Aim of the task: Scan the records below for the word "Output" and give only the number of lines that hold it.

Dataset START

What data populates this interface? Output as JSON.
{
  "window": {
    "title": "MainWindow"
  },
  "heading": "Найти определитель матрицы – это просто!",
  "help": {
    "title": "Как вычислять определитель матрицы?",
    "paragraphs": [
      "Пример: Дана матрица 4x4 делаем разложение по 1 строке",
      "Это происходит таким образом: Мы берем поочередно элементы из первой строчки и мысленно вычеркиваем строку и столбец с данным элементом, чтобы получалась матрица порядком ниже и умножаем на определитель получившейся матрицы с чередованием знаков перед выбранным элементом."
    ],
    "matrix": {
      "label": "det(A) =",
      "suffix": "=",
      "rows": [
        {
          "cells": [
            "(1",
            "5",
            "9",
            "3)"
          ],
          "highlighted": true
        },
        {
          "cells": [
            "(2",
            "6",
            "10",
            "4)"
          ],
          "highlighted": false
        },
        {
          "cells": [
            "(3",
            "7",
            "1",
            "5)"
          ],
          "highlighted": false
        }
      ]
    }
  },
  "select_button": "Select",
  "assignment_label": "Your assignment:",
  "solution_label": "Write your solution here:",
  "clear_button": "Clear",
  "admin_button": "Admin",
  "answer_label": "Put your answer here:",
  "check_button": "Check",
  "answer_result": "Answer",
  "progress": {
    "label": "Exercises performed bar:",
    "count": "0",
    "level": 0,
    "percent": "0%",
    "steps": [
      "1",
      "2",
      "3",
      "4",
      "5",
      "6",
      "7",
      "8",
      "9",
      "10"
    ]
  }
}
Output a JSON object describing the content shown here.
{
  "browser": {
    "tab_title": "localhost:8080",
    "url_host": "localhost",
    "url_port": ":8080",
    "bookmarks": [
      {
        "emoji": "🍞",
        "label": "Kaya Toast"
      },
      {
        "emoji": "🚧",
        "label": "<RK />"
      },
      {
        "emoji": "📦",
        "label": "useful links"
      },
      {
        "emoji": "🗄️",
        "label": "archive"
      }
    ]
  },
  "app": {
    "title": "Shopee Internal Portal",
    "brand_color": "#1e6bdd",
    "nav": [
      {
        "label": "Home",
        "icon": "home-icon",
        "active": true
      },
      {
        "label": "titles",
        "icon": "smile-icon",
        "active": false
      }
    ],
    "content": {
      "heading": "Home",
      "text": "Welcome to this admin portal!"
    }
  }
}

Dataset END

Answer box: 2